Set down the entries once more, exactly as they are written.

[Records supplied]

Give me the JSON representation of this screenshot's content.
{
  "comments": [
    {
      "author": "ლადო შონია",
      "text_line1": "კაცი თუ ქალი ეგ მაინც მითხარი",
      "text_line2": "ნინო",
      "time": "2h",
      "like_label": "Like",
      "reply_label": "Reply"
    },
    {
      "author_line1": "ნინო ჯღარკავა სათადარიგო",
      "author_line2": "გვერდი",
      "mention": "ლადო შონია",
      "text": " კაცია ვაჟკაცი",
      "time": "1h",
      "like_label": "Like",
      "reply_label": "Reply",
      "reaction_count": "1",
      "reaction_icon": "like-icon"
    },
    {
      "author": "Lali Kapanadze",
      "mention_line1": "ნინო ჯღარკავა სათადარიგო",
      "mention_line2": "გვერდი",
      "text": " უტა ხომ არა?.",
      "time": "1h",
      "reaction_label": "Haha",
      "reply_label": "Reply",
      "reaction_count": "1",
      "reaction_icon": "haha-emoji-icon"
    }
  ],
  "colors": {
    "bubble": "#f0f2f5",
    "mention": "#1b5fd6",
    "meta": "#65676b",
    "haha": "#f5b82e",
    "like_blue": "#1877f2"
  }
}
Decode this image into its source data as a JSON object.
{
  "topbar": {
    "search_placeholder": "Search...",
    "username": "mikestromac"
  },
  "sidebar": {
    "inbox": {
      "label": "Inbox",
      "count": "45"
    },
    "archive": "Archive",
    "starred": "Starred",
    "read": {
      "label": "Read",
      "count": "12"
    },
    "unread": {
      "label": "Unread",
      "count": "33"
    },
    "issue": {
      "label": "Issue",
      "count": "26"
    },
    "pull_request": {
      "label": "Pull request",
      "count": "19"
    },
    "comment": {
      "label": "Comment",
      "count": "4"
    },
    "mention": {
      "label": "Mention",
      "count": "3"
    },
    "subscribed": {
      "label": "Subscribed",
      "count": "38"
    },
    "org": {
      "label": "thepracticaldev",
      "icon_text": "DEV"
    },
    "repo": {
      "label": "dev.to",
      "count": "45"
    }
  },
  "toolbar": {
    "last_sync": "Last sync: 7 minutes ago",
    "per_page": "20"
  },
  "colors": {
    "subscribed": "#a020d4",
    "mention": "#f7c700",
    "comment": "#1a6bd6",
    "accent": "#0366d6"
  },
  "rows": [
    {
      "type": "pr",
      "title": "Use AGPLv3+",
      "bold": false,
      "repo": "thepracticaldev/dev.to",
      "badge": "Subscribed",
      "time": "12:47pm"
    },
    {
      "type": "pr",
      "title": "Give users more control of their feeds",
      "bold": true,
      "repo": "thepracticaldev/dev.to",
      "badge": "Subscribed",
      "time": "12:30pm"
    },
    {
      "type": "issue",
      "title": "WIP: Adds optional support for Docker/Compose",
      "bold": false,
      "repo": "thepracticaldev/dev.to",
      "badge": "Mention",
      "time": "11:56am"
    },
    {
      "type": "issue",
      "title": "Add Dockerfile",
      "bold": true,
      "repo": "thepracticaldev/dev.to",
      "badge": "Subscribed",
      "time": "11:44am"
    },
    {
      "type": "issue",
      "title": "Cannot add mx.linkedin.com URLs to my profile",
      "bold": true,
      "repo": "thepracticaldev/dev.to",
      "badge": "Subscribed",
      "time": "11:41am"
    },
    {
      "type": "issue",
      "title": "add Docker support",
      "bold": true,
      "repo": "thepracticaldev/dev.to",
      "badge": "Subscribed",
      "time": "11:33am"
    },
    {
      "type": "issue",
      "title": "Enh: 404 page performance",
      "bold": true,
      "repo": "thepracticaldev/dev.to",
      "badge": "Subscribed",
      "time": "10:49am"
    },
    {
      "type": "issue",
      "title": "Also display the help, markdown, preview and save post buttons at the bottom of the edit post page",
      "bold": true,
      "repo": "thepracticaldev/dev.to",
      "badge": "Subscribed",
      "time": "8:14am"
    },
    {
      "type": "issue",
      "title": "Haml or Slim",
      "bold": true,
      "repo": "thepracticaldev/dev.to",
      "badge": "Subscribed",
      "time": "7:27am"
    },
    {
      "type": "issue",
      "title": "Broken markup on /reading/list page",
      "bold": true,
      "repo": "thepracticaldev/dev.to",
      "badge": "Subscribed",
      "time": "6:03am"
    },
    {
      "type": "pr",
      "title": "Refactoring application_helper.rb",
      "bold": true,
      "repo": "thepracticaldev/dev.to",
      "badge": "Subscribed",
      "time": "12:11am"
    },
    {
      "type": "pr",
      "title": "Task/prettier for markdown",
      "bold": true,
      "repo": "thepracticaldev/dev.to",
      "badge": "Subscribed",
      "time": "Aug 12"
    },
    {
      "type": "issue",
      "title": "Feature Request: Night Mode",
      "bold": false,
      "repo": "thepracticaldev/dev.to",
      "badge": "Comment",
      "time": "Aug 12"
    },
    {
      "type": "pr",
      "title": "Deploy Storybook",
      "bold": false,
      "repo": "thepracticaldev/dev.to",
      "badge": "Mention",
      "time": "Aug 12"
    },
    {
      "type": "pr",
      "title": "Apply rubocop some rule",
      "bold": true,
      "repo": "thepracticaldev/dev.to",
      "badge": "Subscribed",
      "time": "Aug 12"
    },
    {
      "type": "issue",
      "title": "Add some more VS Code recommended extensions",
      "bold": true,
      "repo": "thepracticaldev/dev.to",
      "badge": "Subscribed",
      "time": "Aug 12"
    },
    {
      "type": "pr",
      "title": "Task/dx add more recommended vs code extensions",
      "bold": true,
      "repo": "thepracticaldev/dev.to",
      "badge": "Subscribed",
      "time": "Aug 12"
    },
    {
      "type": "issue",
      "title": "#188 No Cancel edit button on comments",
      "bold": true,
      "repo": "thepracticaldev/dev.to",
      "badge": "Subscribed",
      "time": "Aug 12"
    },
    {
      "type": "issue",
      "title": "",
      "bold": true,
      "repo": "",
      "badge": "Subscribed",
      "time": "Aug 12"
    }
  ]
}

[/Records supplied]

=== Reply to the task ===
Give me the JSON representation of this screenshot's content.
{
  "comments": [
    {
      "author": "ლადო შონია",
      "text_line1": "კაცი თუ ქალი ეგ მაინც მითხარი",
      "text_line2": "ნინო",
      "time": "2h",
      "like_label": "Like",
      "reply_label": "Reply"
    },
    {
      "author_line1": "ნინო ჯღარკავა სათადარიგო",
      "author_line2": "გვერდი",
      "mention": "ლადო შონია",
      "text": " კაცია ვაჟკაცი",
      "time": "1h",
      "like_label": "Like",
      "reply_label": "Reply",
      "reaction_count": "1",
      "reaction_icon": "like-icon"
    },
    {
      "author": "Lali Kapanadze",
      "mention_line1": "ნინო ჯღარკავა სათადარიგო",
      "mention_line2": "გვერდი",
      "text": " უტა ხომ არა?.",
      "time": "1h",
      "reaction_label": "Haha",
      "reply_label": "Reply",
      "reaction_count": "1",
      "reaction_icon": "haha-emoji-icon"
    }
  ],
  "colors": {
    "bubble": "#f0f2f5",
    "mention": "#1b5fd6",
    "meta": "#65676b",
    "haha": "#f5b82e",
    "like_blue": "#1877f2"
  }
}
Decode this image into its source data as a JSON object.
{
  "topbar": {
    "search_placeholder": "Search...",
    "username": "mikestromac"
  },
  "sidebar": {
    "inbox": {
      "label": "Inbox",
      "count": "45"
    },
    "archive": "Archive",
    "starred": "Starred",
    "read": {
      "label": "Read",
      "count": "12"
    },
    "unread": {
      "label": "Unread",
      "count": "33"
    },
    "issue": {
      "label": "Issue",
      "count": "26"
    },
    "pull_request": {
      "label": "Pull request",
      "count": "19"
    },
    "comment": {
      "label": "Comment",
      "count": "4"
    },
    "mention": {
      "label": "Mention",
      "count": "3"
    },
    "subscribed": {
      "label": "Subscribed",
      "count": "38"
    },
    "org": {
      "label": "thepracticaldev",
      "icon_text": "DEV"
    },
    "repo": {
      "label": "dev.to",
      "count": "45"
    }
  },
  "toolbar": {
    "last_sync": "Last sync: 7 minutes ago",
    "per_page": "20"
  },
  "colors": {
    "subscribed": "#a020d4",
    "mention": "#f7c700",
    "comment": "#1a6bd6",
    "accent": "#0366d6"
  },
  "rows": [
    {
      "type": "pr",
      "title": "Use AGPLv3+",
      "bold": false,
      "repo": "thepracticaldev/dev.to",
      "badge": "Subscribed",
      "time": "12:47pm"
    },
    {
      "type": "pr",
      "title": "Give users more control of their feeds",
      "bold": true,
      "repo": "thepracticaldev/dev.to",
      "badge": "Subscribed",
      "time": "12:30pm"
    },
    {
      "type": "issue",
      "title": "WIP: Adds optional support for Docker/Compose",
      "bold": false,
      "repo": "thepracticaldev/dev.to",
      "badge": "Mention",
      "time": "11:56am"
    },
    {
      "type": "issue",
      "title": "Add Dockerfile",
      "bold": true,
      "repo": "thepracticaldev/dev.to",
      "badge": "Subscribed",
      "time": "11:44am"
    },
    {
      "type": "issue",
      "title": "Cannot add mx.linkedin.com URLs to my profile",
      "bold": true,
      "repo": "thepracticaldev/dev.to",
      "badge": "Subscribed",
      "time": "11:41am"
    },
    {
      "type": "issue",
      "title": "add Docker support",
      "bold": true,
      "repo": "thepracticaldev/dev.to",
      "badge": "Subscribed",
      "time": "11:33am"
    },
    {
      "type": "issue",
      "title": "Enh: 404 page performance",
      "bold": true,
      "repo": "thepracticaldev/dev.to",
      "badge": "Subscribed",
      "time": "10:49am"
    },
    {
      "type": "issue",
      "title": "Also display the help, markdown, preview and save post buttons at the bottom of the edit post page",
      "bold": true,
      "repo": "thepracticaldev/dev.to",
      "badge": "Subscribed",
      "time": "8:14am"
    },
    {
      "type": "issue",
      "title": "Haml or Slim",
      "bold": true,
      "repo": "thepracticaldev/dev.to",
      "badge": "Subscribed",
      "time": "7:27am"
    },
    {
      "type": "issue",
      "title": "Broken markup on /reading/list page",
      "bold": true,
      "repo": "thepracticaldev/dev.to",
      "badge": "Subscribed",
      "time": "6:03am"
    },
    {
      "type": "pr",
      "title": "Refactoring application_helper.rb",
      "bold": true,
      "repo": "thepracticaldev/dev.to",
      "badge": "Subscribed",
      "time": "12:11am"
    },
    {
      "type": "pr",
      "title": "Task/prettier for markdown",
      "bold": true,
      "repo": "thepracticaldev/dev.to",
      "badge": "Subscribed",
      "time": "Aug 12"
    },
    {
      "type": "issue",
      "title": "Feature Request: Night Mode",
      "bold": false,
      "repo": "thepracticaldev/dev.to",
      "badge": "Comment",
      "time": "Aug 12"
    },
    {
      "type": "pr",
      "title": "Deploy Storybook",
      "bold": false,
      "repo": "thepracticaldev/dev.to",
      "badge": "Mention",
      "time": "Aug 12"
    },
    {
      "type": "pr",
      "title": "Apply rubocop some rule",
      "bold": true,
      "repo": "thepracticaldev/dev.to",
      "badge": "Subscribed",
      "time": "Aug 12"
    },
    {
      "type": "issue",
      "title": "Add some more VS Code recommended extensions",
      "bold": true,
      "repo": "thepracticaldev/dev.to",
      "badge": "Subscribed",
      "time": "Aug 12"
    },
    {
      "type": "pr",
      "title": "Task/dx add more recommended vs code extensions",
      "bold": true,
      "repo": "thepracticaldev/dev.to",
      "badge": "Subscribed",
      "time": "Aug 12"
    },
    {
      "type": "issue",
      "title": "#188 No Cancel edit button on comments",
      "bold": true,
      "repo": "thepracticaldev/dev.to",
      "badge": "Subscribed",
      "time": "Aug 12"
    },
    {
      "type": "issue",
      "title": "",
      "bold": true,
      "repo": "",
      "badge": "Subscribed",
      "time": "Aug 12"
    }
  ]
}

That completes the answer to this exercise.